Album review: Fleet Foxes' 'Helplessness Blues'
Hello harmonies, our old friend. Hello, finger-picked guitar, we’ve come for you again. On its second album of dew-dappled cabin folk, Seattle’s Fleet Foxes tips its wool cap to Simon & Garfunkel, CSNY and other progenitors of the soaring intertwined vocals, but it knows enough to leave its heroes behind.
On “Bedouin Dress,” the second track on “Helplessness Blues,” frontman Robin Pecknold sings: “If to borrow is to take and not return, I have borrowed all my lonesome life … the borrower’s debt is the only regret of my youth.” On Fleet Foxes’ 2008 debut, naysayers wondered if the band wasn’t so indebted to ‘60s folk that Pecknold would end up in some sort of debtors’ prison, albeit one with Navajo blankets and Yerba Mate tea.
But alas, “Bedouin Dress” shows that the band has such a hunger for nuanced song construction, with each moment interlocking with the next in an inspired fretwork, that it transcends its influences. “The Shrine/Argument” starts predictably enough but it climbs through a few phases: forceful, cymbal crashes; hallucinatory near-a cappella, and a skronk blowout that would make John Zorn proud.

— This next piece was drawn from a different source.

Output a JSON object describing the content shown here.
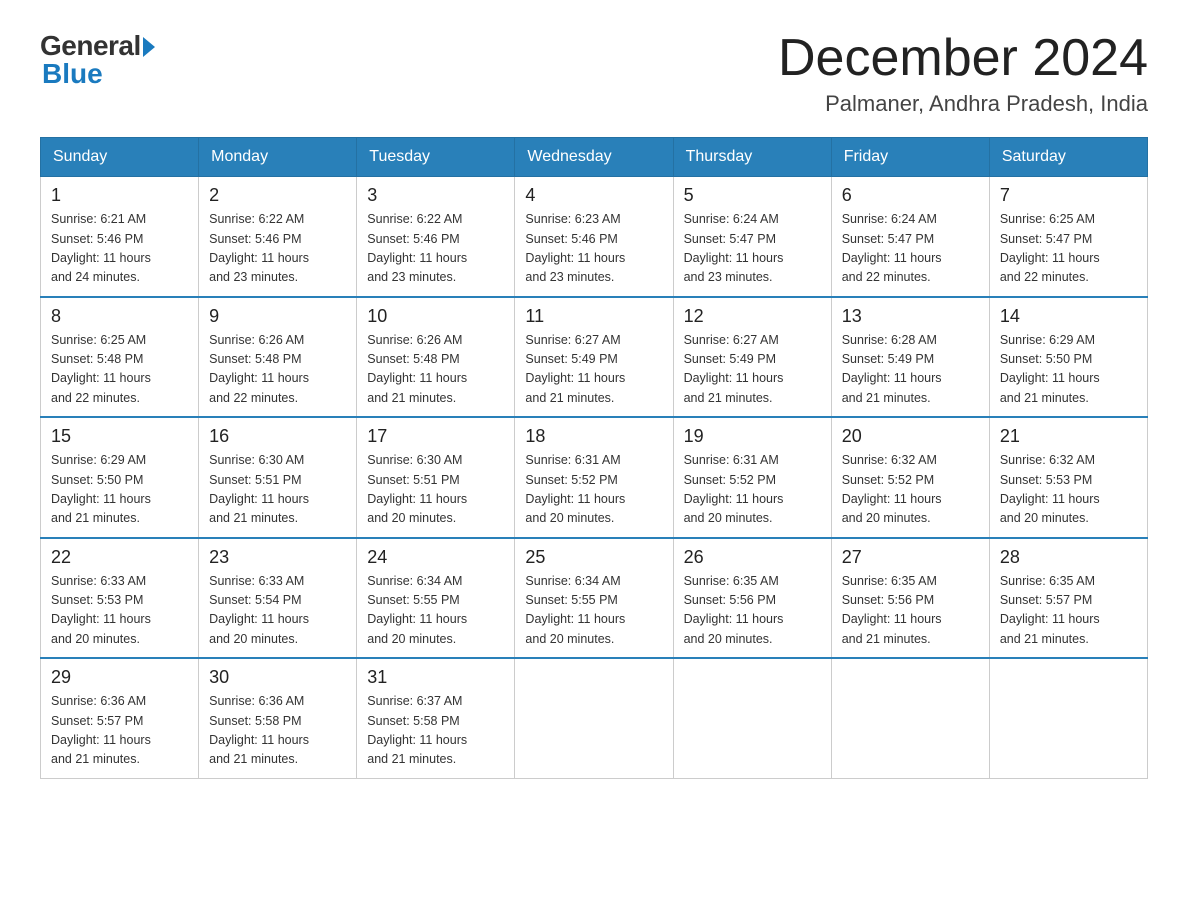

With more emphasis on groove and bass weight, the songs don’t seem as fragile as before but rather like they can weather some storms. The echoey waltz rhythm of “Lorelai” provides the backbone for an expansive memory of lost love, one that swings less with regret and more with gratitude.
In its best moments, “Helplessness Blues” sparkles like some sort of divine plan, but a plan that knows the value of mistakes, surprises and even regret. Stolen, lost or repaid, all of Fleet Foxes' debts are forgiven.
Three and a half stars